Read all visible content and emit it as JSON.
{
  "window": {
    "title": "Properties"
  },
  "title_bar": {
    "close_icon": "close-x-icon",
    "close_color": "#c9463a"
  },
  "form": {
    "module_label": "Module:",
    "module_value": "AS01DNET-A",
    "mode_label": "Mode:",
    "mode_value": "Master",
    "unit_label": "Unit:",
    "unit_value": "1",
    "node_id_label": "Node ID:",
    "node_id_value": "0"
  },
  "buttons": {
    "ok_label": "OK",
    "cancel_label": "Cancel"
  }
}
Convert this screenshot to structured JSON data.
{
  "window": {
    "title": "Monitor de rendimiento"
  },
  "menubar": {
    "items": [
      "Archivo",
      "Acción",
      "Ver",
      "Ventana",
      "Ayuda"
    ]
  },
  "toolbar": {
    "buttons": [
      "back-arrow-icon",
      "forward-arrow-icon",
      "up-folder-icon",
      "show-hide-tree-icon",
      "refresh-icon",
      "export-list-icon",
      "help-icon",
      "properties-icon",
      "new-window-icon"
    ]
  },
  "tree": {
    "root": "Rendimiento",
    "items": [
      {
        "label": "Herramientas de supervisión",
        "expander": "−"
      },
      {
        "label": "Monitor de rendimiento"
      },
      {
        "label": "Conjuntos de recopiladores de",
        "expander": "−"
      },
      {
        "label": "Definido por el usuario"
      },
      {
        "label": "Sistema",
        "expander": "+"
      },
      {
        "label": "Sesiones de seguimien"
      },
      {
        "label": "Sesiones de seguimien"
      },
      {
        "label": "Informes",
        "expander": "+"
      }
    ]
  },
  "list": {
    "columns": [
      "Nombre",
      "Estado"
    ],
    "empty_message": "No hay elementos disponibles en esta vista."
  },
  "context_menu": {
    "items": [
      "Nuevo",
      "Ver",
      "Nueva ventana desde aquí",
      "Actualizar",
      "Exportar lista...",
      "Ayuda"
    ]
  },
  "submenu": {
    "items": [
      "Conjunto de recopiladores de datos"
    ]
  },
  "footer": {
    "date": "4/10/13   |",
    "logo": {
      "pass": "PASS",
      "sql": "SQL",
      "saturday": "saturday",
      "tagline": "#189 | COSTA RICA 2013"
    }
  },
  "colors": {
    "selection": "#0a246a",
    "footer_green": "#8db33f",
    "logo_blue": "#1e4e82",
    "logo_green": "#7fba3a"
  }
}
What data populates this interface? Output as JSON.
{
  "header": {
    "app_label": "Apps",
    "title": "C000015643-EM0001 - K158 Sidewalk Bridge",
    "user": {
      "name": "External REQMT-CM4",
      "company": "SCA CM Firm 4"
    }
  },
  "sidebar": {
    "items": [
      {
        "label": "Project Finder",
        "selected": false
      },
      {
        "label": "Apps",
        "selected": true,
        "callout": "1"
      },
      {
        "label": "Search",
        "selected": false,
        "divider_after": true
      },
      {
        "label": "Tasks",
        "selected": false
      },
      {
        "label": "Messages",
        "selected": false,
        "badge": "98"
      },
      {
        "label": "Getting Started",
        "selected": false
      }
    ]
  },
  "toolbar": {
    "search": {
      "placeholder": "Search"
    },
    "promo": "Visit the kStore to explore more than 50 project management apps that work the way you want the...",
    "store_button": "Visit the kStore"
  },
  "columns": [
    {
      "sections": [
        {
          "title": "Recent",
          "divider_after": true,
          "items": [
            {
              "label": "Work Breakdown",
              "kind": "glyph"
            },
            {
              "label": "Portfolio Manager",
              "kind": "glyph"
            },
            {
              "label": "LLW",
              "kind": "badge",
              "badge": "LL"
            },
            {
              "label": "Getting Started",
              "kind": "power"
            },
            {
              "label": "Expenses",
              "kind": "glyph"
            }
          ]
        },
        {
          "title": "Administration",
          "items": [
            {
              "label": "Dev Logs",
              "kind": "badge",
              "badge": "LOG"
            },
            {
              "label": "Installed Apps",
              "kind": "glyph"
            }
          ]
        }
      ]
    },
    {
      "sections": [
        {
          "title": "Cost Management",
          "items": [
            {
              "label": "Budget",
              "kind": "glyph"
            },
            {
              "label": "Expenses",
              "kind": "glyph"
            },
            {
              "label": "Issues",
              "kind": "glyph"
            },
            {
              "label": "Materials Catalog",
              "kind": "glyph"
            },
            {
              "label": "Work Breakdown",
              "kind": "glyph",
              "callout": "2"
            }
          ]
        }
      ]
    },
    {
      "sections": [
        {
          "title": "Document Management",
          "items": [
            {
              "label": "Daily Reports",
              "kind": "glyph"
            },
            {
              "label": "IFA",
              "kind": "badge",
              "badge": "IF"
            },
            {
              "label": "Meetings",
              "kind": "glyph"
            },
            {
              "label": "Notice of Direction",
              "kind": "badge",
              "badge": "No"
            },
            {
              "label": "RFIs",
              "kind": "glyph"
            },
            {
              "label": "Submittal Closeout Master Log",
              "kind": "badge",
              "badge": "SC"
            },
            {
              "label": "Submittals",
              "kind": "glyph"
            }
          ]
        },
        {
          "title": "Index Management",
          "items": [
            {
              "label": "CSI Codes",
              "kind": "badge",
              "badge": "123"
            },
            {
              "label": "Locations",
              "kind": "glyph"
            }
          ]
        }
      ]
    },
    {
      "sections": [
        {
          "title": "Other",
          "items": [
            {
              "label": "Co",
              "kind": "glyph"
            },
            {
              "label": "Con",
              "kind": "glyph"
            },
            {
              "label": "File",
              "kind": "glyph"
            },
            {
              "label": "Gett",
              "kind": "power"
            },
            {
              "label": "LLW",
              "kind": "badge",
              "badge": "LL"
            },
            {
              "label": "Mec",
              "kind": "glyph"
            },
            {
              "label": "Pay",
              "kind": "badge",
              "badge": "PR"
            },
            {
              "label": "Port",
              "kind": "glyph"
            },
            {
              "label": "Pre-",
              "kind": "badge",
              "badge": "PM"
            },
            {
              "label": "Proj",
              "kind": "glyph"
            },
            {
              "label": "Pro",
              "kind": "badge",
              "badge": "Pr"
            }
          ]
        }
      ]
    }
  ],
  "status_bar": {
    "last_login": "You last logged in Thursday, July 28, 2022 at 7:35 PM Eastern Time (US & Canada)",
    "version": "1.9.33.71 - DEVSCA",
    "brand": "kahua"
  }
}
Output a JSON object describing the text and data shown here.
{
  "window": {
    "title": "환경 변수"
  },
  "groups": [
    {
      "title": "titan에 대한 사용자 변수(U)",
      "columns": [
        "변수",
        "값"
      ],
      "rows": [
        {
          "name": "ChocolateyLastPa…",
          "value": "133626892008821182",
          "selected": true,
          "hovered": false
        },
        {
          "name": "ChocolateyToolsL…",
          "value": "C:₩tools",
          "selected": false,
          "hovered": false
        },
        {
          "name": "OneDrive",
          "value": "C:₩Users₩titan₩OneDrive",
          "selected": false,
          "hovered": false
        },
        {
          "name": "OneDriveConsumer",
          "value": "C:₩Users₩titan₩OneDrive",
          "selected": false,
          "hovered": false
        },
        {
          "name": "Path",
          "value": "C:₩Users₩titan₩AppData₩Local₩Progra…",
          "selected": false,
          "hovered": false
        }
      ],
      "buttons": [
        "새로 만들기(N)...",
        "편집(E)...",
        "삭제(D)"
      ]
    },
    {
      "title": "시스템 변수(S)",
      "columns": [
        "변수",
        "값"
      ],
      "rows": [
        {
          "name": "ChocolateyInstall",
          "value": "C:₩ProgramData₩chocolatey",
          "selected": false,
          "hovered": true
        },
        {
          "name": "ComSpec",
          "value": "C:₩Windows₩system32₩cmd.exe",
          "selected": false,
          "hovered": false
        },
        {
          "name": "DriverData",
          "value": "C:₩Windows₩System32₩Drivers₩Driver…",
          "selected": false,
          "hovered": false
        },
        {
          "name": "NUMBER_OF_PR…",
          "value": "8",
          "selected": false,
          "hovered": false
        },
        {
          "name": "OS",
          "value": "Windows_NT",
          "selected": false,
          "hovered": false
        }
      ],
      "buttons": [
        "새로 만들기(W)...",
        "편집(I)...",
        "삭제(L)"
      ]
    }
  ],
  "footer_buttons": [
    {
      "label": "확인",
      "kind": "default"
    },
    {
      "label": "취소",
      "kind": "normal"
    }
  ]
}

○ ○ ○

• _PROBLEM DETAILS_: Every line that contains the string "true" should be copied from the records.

• _RESPONSE TO THE TASK_:
        "selected": true,
        "divider_after": true
          "divider_after": true,
          "selected": true,
          "hovered": true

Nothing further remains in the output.